Exercise
Copy every line of the data that contains the string "this".

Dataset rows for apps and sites
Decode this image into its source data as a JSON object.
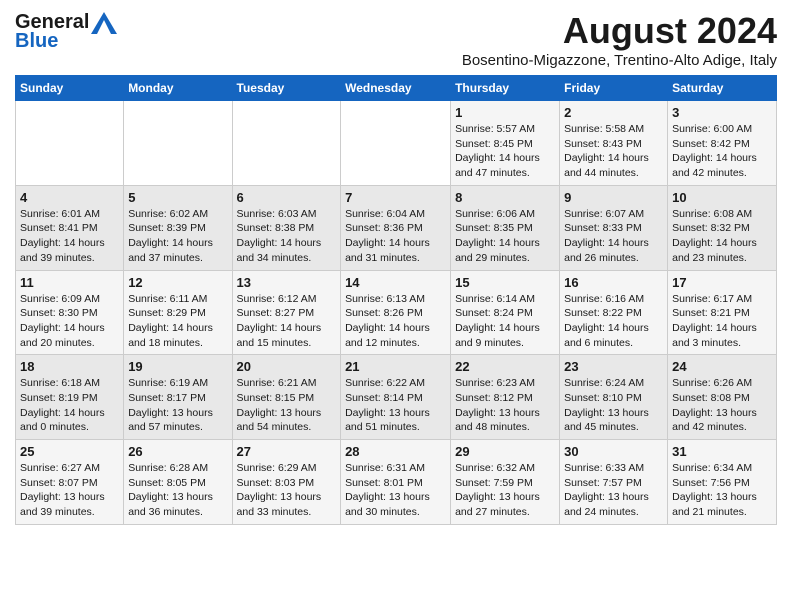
{
  "header": {
    "logo_general": "General",
    "logo_blue": "Blue",
    "month_year": "August 2024",
    "location": "Bosentino-Migazzone, Trentino-Alto Adige, Italy"
  },
  "days_of_week": [
    "Sunday",
    "Monday",
    "Tuesday",
    "Wednesday",
    "Thursday",
    "Friday",
    "Saturday"
  ],
  "weeks": [
    [
      {
        "day": "",
        "info": ""
      },
      {
        "day": "",
        "info": ""
      },
      {
        "day": "",
        "info": ""
      },
      {
        "day": "",
        "info": ""
      },
      {
        "day": "1",
        "info": "Sunrise: 5:57 AM\nSunset: 8:45 PM\nDaylight: 14 hours\nand 47 minutes."
      },
      {
        "day": "2",
        "info": "Sunrise: 5:58 AM\nSunset: 8:43 PM\nDaylight: 14 hours\nand 44 minutes."
      },
      {
        "day": "3",
        "info": "Sunrise: 6:00 AM\nSunset: 8:42 PM\nDaylight: 14 hours\nand 42 minutes."
      }
    ],
    [
      {
        "day": "4",
        "info": "Sunrise: 6:01 AM\nSunset: 8:41 PM\nDaylight: 14 hours\nand 39 minutes."
      },
      {
        "day": "5",
        "info": "Sunrise: 6:02 AM\nSunset: 8:39 PM\nDaylight: 14 hours\nand 37 minutes."
      },
      {
        "day": "6",
        "info": "Sunrise: 6:03 AM\nSunset: 8:38 PM\nDaylight: 14 hours\nand 34 minutes."
      },
      {
        "day": "7",
        "info": "Sunrise: 6:04 AM\nSunset: 8:36 PM\nDaylight: 14 hours\nand 31 minutes."
      },
      {
        "day": "8",
        "info": "Sunrise: 6:06 AM\nSunset: 8:35 PM\nDaylight: 14 hours\nand 29 minutes."
      },
      {
        "day": "9",
        "info": "Sunrise: 6:07 AM\nSunset: 8:33 PM\nDaylight: 14 hours\nand 26 minutes."
      },
      {
        "day": "10",
        "info": "Sunrise: 6:08 AM\nSunset: 8:32 PM\nDaylight: 14 hours\nand 23 minutes."
      }
    ],
    [
      {
        "day": "11",
        "info": "Sunrise: 6:09 AM\nSunset: 8:30 PM\nDaylight: 14 hours\nand 20 minutes."
      },
      {
        "day": "12",
        "info": "Sunrise: 6:11 AM\nSunset: 8:29 PM\nDaylight: 14 hours\nand 18 minutes."
      },
      {
        "day": "13",
        "info": "Sunrise: 6:12 AM\nSunset: 8:27 PM\nDaylight: 14 hours\nand 15 minutes."
      },
      {
        "day": "14",
        "info": "Sunrise: 6:13 AM\nSunset: 8:26 PM\nDaylight: 14 hours\nand 12 minutes."
      },
      {
        "day": "15",
        "info": "Sunrise: 6:14 AM\nSunset: 8:24 PM\nDaylight: 14 hours\nand 9 minutes."
      },
      {
        "day": "16",
        "info": "Sunrise: 6:16 AM\nSunset: 8:22 PM\nDaylight: 14 hours\nand 6 minutes."
      },
      {
        "day": "17",
        "info": "Sunrise: 6:17 AM\nSunset: 8:21 PM\nDaylight: 14 hours\nand 3 minutes."
      }
    ],
    [
      {
        "day": "18",
        "info": "Sunrise: 6:18 AM\nSunset: 8:19 PM\nDaylight: 14 hours\nand 0 minutes."
      },
      {
        "day": "19",
        "info": "Sunrise: 6:19 AM\nSunset: 8:17 PM\nDaylight: 13 hours\nand 57 minutes."
      },
      {
        "day": "20",
        "info": "Sunrise: 6:21 AM\nSunset: 8:15 PM\nDaylight: 13 hours\nand 54 minutes."
      },
      {
        "day": "21",
        "info": "Sunrise: 6:22 AM\nSunset: 8:14 PM\nDaylight: 13 hours\nand 51 minutes."
      },
      {
        "day": "22",
        "info": "Sunrise: 6:23 AM\nSunset: 8:12 PM\nDaylight: 13 hours\nand 48 minutes."
      },
      {
        "day": "23",
        "info": "Sunrise: 6:24 AM\nSunset: 8:10 PM\nDaylight: 13 hours\nand 45 minutes."
      },
      {
        "day": "24",
        "info": "Sunrise: 6:26 AM\nSunset: 8:08 PM\nDaylight: 13 hours\nand 42 minutes."
      }
    ],
    [
      {
        "day": "25",
        "info": "Sunrise: 6:27 AM\nSunset: 8:07 PM\nDaylight: 13 hours\nand 39 minutes."
      },
      {
        "day": "26",
        "info": "Sunrise: 6:28 AM\nSunset: 8:05 PM\nDaylight: 13 hours\nand 36 minutes."
      },
      {
        "day": "27",
        "info": "Sunrise: 6:29 AM\nSunset: 8:03 PM\nDaylight: 13 hours\nand 33 minutes."
      },
      {
        "day": "28",
        "info": "Sunrise: 6:31 AM\nSunset: 8:01 PM\nDaylight: 13 hours\nand 30 minutes."
      },
      {
        "day": "29",
        "info": "Sunrise: 6:32 AM\nSunset: 7:59 PM\nDaylight: 13 hours\nand 27 minutes."
      },
      {
        "day": "30",
        "info": "Sunrise: 6:33 AM\nSunset: 7:57 PM\nDaylight: 13 hours\nand 24 minutes."
      },
      {
        "day": "31",
        "info": "Sunrise: 6:34 AM\nSunset: 7:56 PM\nDaylight: 13 hours\nand 21 minutes."
      }
    ]
  ]
}
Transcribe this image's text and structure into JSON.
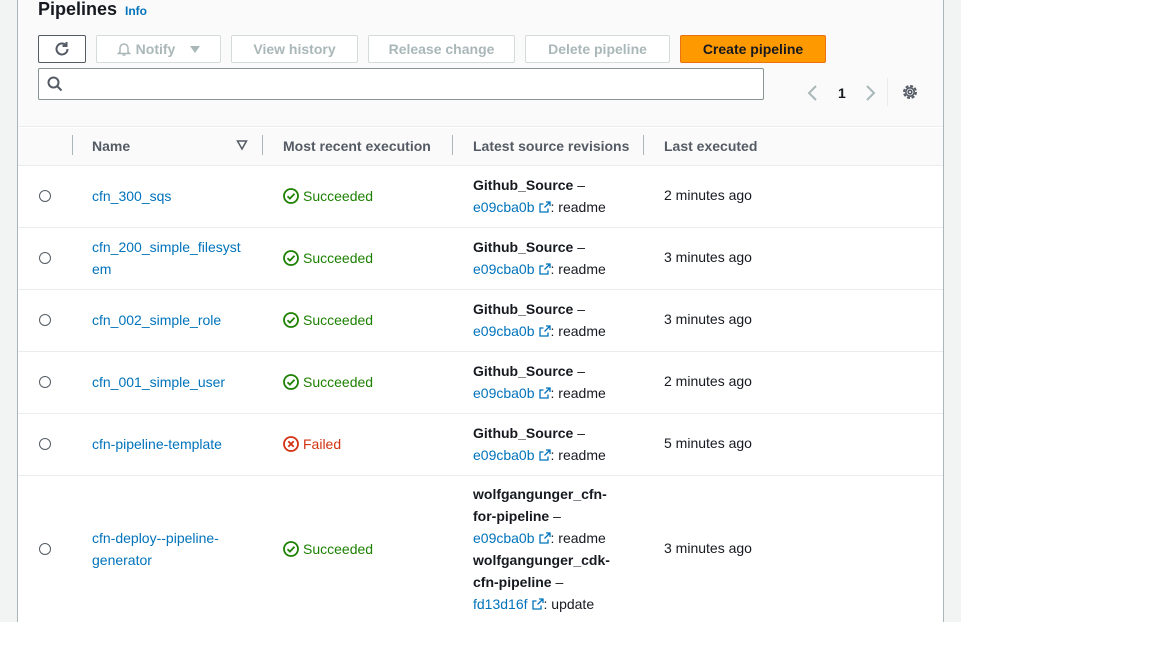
{
  "header": {
    "title": "Pipelines",
    "info": "Info"
  },
  "toolbar": {
    "notify": "Notify",
    "view_history": "View history",
    "release_change": "Release change",
    "delete_pipeline": "Delete pipeline",
    "create_pipeline": "Create pipeline"
  },
  "search": {
    "value": "",
    "placeholder": ""
  },
  "pagination": {
    "current_page": "1"
  },
  "table": {
    "columns": [
      "Name",
      "Most recent execution",
      "Latest source revisions",
      "Last executed"
    ],
    "rows": [
      {
        "name": "cfn_300_sqs",
        "status": "Succeeded",
        "sources": [
          {
            "source": "Github_Source",
            "revision": "e09cba0b",
            "message": "readme"
          }
        ],
        "last_executed": "2 minutes ago"
      },
      {
        "name": "cfn_200_simple_filesystem",
        "status": "Succeeded",
        "sources": [
          {
            "source": "Github_Source",
            "revision": "e09cba0b",
            "message": "readme"
          }
        ],
        "last_executed": "3 minutes ago"
      },
      {
        "name": "cfn_002_simple_role",
        "status": "Succeeded",
        "sources": [
          {
            "source": "Github_Source",
            "revision": "e09cba0b",
            "message": "readme"
          }
        ],
        "last_executed": "3 minutes ago"
      },
      {
        "name": "cfn_001_simple_user",
        "status": "Succeeded",
        "sources": [
          {
            "source": "Github_Source",
            "revision": "e09cba0b",
            "message": "readme"
          }
        ],
        "last_executed": "2 minutes ago"
      },
      {
        "name": "cfn-pipeline-template",
        "status": "Failed",
        "sources": [
          {
            "source": "Github_Source",
            "revision": "e09cba0b",
            "message": "readme"
          }
        ],
        "last_executed": "5 minutes ago"
      },
      {
        "name": "cfn-deploy--pipeline-generator",
        "status": "Succeeded",
        "sources": [
          {
            "source": "wolfgangunger_cfn-for-pipeline",
            "revision": "e09cba0b",
            "message": "readme"
          },
          {
            "source": "wolfgangunger_cdk-cfn-pipeline",
            "revision": "fd13d16f",
            "message": "update"
          }
        ],
        "last_executed": "3 minutes ago"
      }
    ]
  },
  "colors": {
    "accent": "#ff9900",
    "link": "#0073bb",
    "success": "#1d8102",
    "error": "#d13212"
  },
  "icons": {
    "refresh": "refresh-icon",
    "bell": "bell-icon",
    "caret": "caret-down-icon",
    "search": "search-icon",
    "prev": "chevron-left-icon",
    "next": "chevron-right-icon",
    "settings": "gear-icon",
    "sort": "sort-down-icon",
    "success": "check-circle-icon",
    "fail": "x-circle-icon",
    "external": "external-link-icon"
  }
}
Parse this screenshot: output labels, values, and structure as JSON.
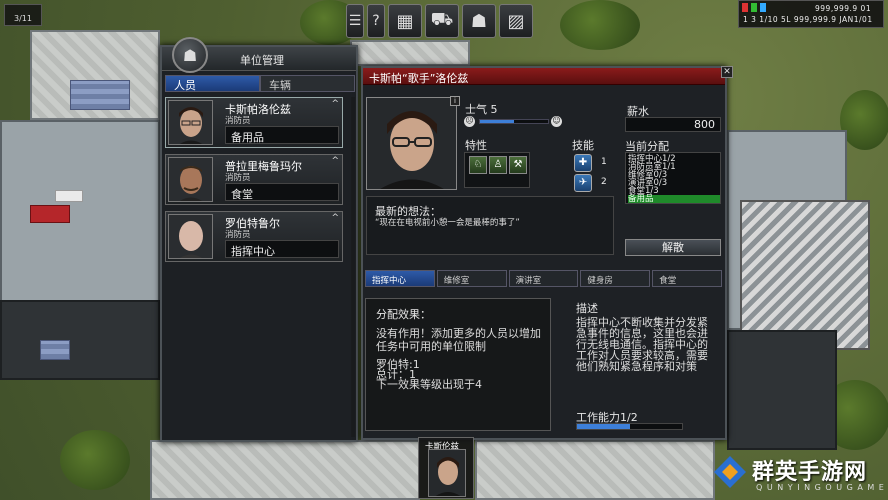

Written answer
Decode this image into its source data as a JSON object.
Transcribe this image's text and structure into JSON.
Parse this screenshot: output labels, values, and structure as JSON.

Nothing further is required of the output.